ASSIGNMENT: Retype the entries exactly, but skip the pictures.

DATA TO EXAMINE:
►
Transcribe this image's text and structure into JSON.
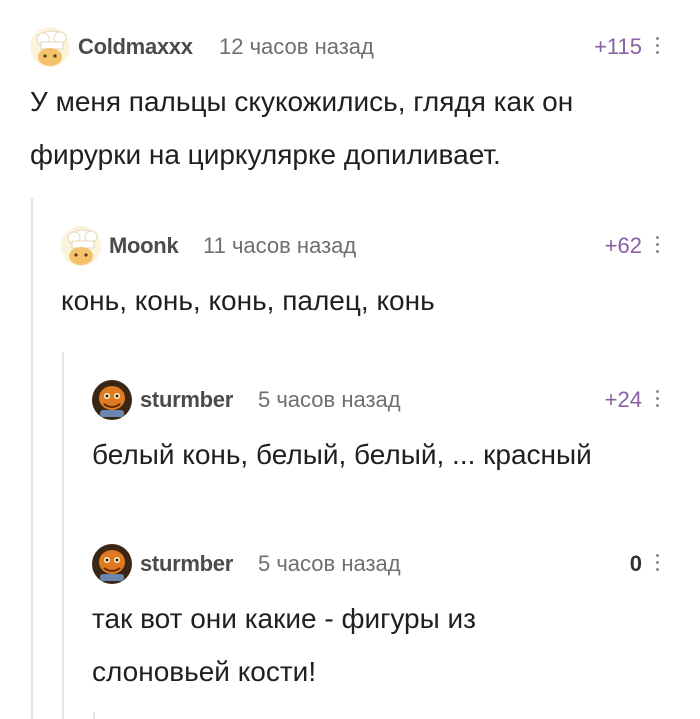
{
  "comments": [
    {
      "author": "Coldmaxxx",
      "time": "12 часов назад",
      "rating": "+115",
      "avatar": "chef-hat-avatar",
      "text_lines": [
        "У меня пальцы скукожились, глядя как он",
        "фирурки на циркулярке допиливает."
      ]
    },
    {
      "author": "Moonk",
      "time": "11 часов назад",
      "rating": "+62",
      "avatar": "chef-hat-avatar",
      "text_lines": [
        "конь, конь, конь, палец, конь"
      ]
    },
    {
      "author": "sturmber",
      "time": "5 часов назад",
      "rating": "+24",
      "avatar": "orange-creature-avatar",
      "text_lines": [
        "белый конь, белый, белый, ... красный"
      ]
    },
    {
      "author": "sturmber",
      "time": "5 часов назад",
      "rating": "0",
      "avatar": "orange-creature-avatar",
      "text_lines": [
        "так вот они какие - фигуры из",
        "слоновьей кости!"
      ]
    }
  ],
  "colors": {
    "rating_positive": "#8a5fa6",
    "branch_line": "#e6e6e6"
  }
}
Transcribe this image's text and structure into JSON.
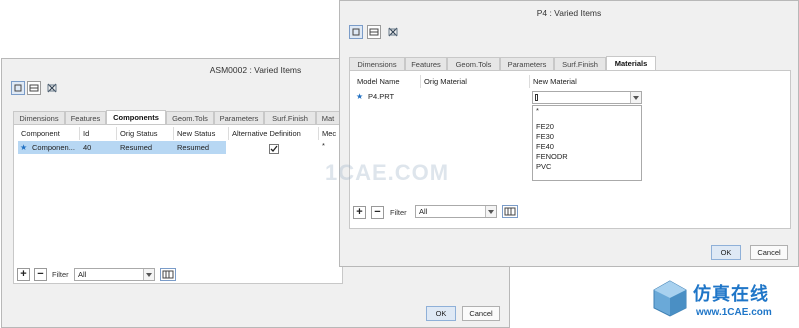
{
  "asm_dialog": {
    "title": "ASM0002 : Varied Items",
    "tabs": [
      "Dimensions",
      "Features",
      "Components",
      "Geom.Tols",
      "Parameters",
      "Surf.Finish",
      "Mat"
    ],
    "columns": [
      "Component",
      "Id",
      "Orig Status",
      "New Status",
      "Alternative Definition",
      "Mec"
    ],
    "row": {
      "component": "Componen...",
      "id": "40",
      "orig_status": "Resumed",
      "new_status": "Resumed",
      "alt_def_checked": true,
      "mec": "*"
    },
    "filter_label": "Filter",
    "filter_value": "All",
    "ok": "OK",
    "cancel": "Cancel"
  },
  "p4_dialog": {
    "title": "P4 : Varied Items",
    "tabs": [
      "Dimensions",
      "Features",
      "Geom.Tols",
      "Parameters",
      "Surf.Finish",
      "Materials"
    ],
    "columns": [
      "Model Name",
      "Orig Material",
      "New Material"
    ],
    "row": {
      "model": "P4.PRT",
      "orig": "",
      "new": ""
    },
    "dropdown_options": [
      "*",
      "",
      "FE20",
      "FE30",
      "FE40",
      "FENODR",
      "PVC"
    ],
    "filter_label": "Filter",
    "filter_value": "All",
    "ok": "OK",
    "cancel": "Cancel"
  },
  "watermark": {
    "center": "1CAE.COM",
    "logo_cn": "仿真在线",
    "logo_url": "www.1CAE.com"
  },
  "colors": {
    "selected_row": "#b7d7f3",
    "ok_button": "#dfe9f5",
    "star": "#1f6fc2"
  }
}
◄
FINISHED EXERCISE:
Transcribe this image's text and structure into JSON.
{
  "comments": [
    {
      "author": "Coldmaxxx",
      "time": "12 часов назад",
      "rating": "+115",
      "avatar": "chef-hat-avatar",
      "text_lines": [
        "У меня пальцы скукожились, глядя как он",
        "фирурки на циркулярке допиливает."
      ]
    },
    {
      "author": "Moonk",
      "time": "11 часов назад",
      "rating": "+62",
      "avatar": "chef-hat-avatar",
      "text_lines": [
        "конь, конь, конь, палец, конь"
      ]
    },
    {
      "author": "sturmber",
      "time": "5 часов назад",
      "rating": "+24",
      "avatar": "orange-creature-avatar",
      "text_lines": [
        "белый конь, белый, белый, ... красный"
      ]
    },
    {
      "author": "sturmber",
      "time": "5 часов назад",
      "rating": "0",
      "avatar": "orange-creature-avatar",
      "text_lines": [
        "так вот они какие - фигуры из",
        "слоновьей кости!"
      ]
    }
  ],
  "colors": {
    "rating_positive": "#8a5fa6",
    "branch_line": "#e6e6e6"
  }
}
Transcribe this image's text and structure into JSON.
{
  "asm_dialog": {
    "title": "ASM0002 : Varied Items",
    "tabs": [
      "Dimensions",
      "Features",
      "Components",
      "Geom.Tols",
      "Parameters",
      "Surf.Finish",
      "Mat"
    ],
    "columns": [
      "Component",
      "Id",
      "Orig Status",
      "New Status",
      "Alternative Definition",
      "Mec"
    ],
    "row": {
      "component": "Componen...",
      "id": "40",
      "orig_status": "Resumed",
      "new_status": "Resumed",
      "alt_def_checked": true,
      "mec": "*"
    },
    "filter_label": "Filter",
    "filter_value": "All",
    "ok": "OK",
    "cancel": "Cancel"
  },
  "p4_dialog": {
    "title": "P4 : Varied Items",
    "tabs": [
      "Dimensions",
      "Features",
      "Geom.Tols",
      "Parameters",
      "Surf.Finish",
      "Materials"
    ],
    "columns": [
      "Model Name",
      "Orig Material",
      "New Material"
    ],
    "row": {
      "model": "P4.PRT",
      "orig": "",
      "new": ""
    },
    "dropdown_options": [
      "*",
      "",
      "FE20",
      "FE30",
      "FE40",
      "FENODR",
      "PVC"
    ],
    "filter_label": "Filter",
    "filter_value": "All",
    "ok": "OK",
    "cancel": "Cancel"
  },
  "watermark": {
    "center": "1CAE.COM",
    "logo_cn": "仿真在线",
    "logo_url": "www.1CAE.com"
  },
  "colors": {
    "selected_row": "#b7d7f3",
    "ok_button": "#dfe9f5",
    "star": "#1f6fc2"
  }
}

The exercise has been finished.